10/11. Brad Smith/Wallace Wright- The experiment is likely over at this stage for Smith. The Jets are not going to bring him in at QB to replace Brett Favre for a gimmick play. They arenít running the option. They arenít going to have him keep learning on the fly with Favre at the QB spot. Smith is being passed over on the depth charts by both Chansi Stuckey and David Clowney in camp and come September is going to only be a special teams player playing in coverage. Wright just canít pass anyone on the depth chart as a receiver and is strictly a special teams player. There is room for one of these two players on the team, but probably not both as they will each be expected to have the same role---gun down the field and down the ball inside the 10. Smith probably has the inside track to remain as he is on the roster in 2009 while Wright is no longer under contract past this season. Each would lead to the team receiving 445K cap relief this season.

12. Kellen Clemens- Maybe it doesnt seem likely, but the Jets could look to cut ties with Kellen Clemens. Clemens has not developed the way the team has hoped and his failure to nail down a starting job has made him somewhat irrelevant. Clemens would be due a hefty raise in 2009 if he remains on the team and the Jets cant afford to pay a backup that kind of money. With Brett Ratliff having an outstanding camp and 5th round draft pick Eric Ainge seemingly waiting in the wings, Clemens importance seems to be lessening by the day. If the team feels confident that Ratliff could handle a few snaps Clemens would become expendable and could follow the same path that Charlie Frye followed last season when he was replaced as a starter in Clevland and promptly traded to Seattle. Cutting Clemens would save the team 445K in 2008.
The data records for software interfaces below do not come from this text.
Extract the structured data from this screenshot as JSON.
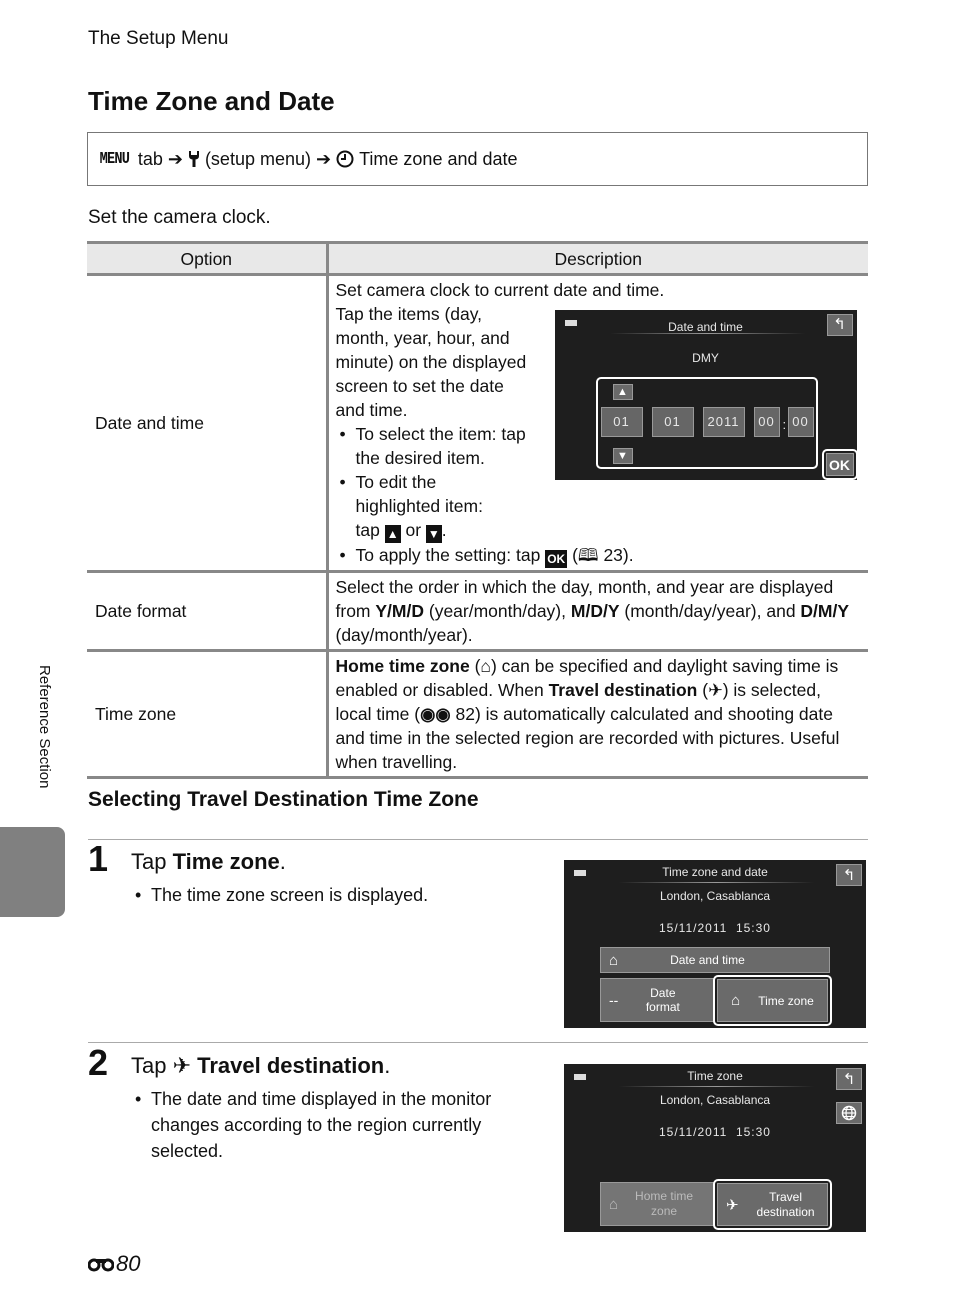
{
  "running_head": "The Setup Menu",
  "title": "Time Zone and Date",
  "nav_path": {
    "menu_label": "MENU",
    "tab_word": "tab",
    "setup_menu": "(setup menu)",
    "item": "Time zone and date"
  },
  "intro": "Set the camera clock.",
  "table": {
    "headers": [
      "Option",
      "Description"
    ],
    "rows": [
      {
        "option": "Date and time",
        "lead": "Set camera clock to current date and time.",
        "para": "Tap the items (day, month, year, hour, and minute) on the displayed screen to set the date and time.",
        "bullet1": "To select the item: tap the desired item.",
        "bullet2_pre": "To edit the highlighted item: tap",
        "bullet2_or": "or",
        "bullet3_pre": "To apply the setting: tap",
        "bullet3_ref": "23)."
      },
      {
        "option": "Date format",
        "t1": "Select the order in which the day, month, and year are displayed from ",
        "b1": "Y/M/D",
        "t2": " (year/month/day), ",
        "b2": "M/D/Y",
        "t3": " (month/day/year), and ",
        "b3": "D/M/Y",
        "t4": " (day/month/year)."
      },
      {
        "option": "Time zone",
        "b1": "Home time zone",
        "t1": ") can be specified and daylight saving time is enabled or disabled. When ",
        "b2": "Travel destination",
        "t2": ") is selected, local time (",
        "t3": " 82) is automatically calculated and shooting date and time in the selected region are recorded with pictures. Useful when travelling."
      }
    ]
  },
  "screen_date_time": {
    "title": "Date and time",
    "format": "DMY",
    "day": "01",
    "month": "01",
    "year": "2011",
    "hour": "00",
    "minute": "00",
    "ok": "OK"
  },
  "section_heading": "Selecting Travel Destination Time Zone",
  "steps": [
    {
      "number": "1",
      "pre": "Tap ",
      "bold": "Time zone",
      "post": ".",
      "bullet": "The time zone screen is displayed.",
      "screen": {
        "title": "Time zone and date",
        "city": "London, Casablanca",
        "datetime": "15/11/2011  15:30",
        "btn_date_time": "Date and time",
        "btn_date_format": "Date format",
        "btn_time_zone": "Time zone",
        "dash": "--"
      }
    },
    {
      "number": "2",
      "pre": "Tap ",
      "bold": "Travel destination",
      "post": ".",
      "bullet": "The date and time displayed in the monitor changes according to the region currently selected.",
      "screen": {
        "title": "Time zone",
        "city": "London, Casablanca",
        "datetime": "15/11/2011  15:30",
        "btn_home": "Home time zone",
        "btn_travel": "Travel destination"
      }
    }
  ],
  "side_label": "Reference Section",
  "page_number": "80"
}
The bottom line is the Jets will likely be looking to create somewhere between 5 and 7 million in cap space these next few weeks. That will give them the flexibility to perhaps spread out the cap hit of Calvin Pace, extend Mike Nugent or Justin Miller early, or simply push some extra cap money into 2009 when the Jets really need it. Cutting Barrett, Spencer, and Chatham immediately gives the team nearly 5 million to play with. That is a lot of breathing room. Moving another 1.5 to 2 million shouldnít be too tough.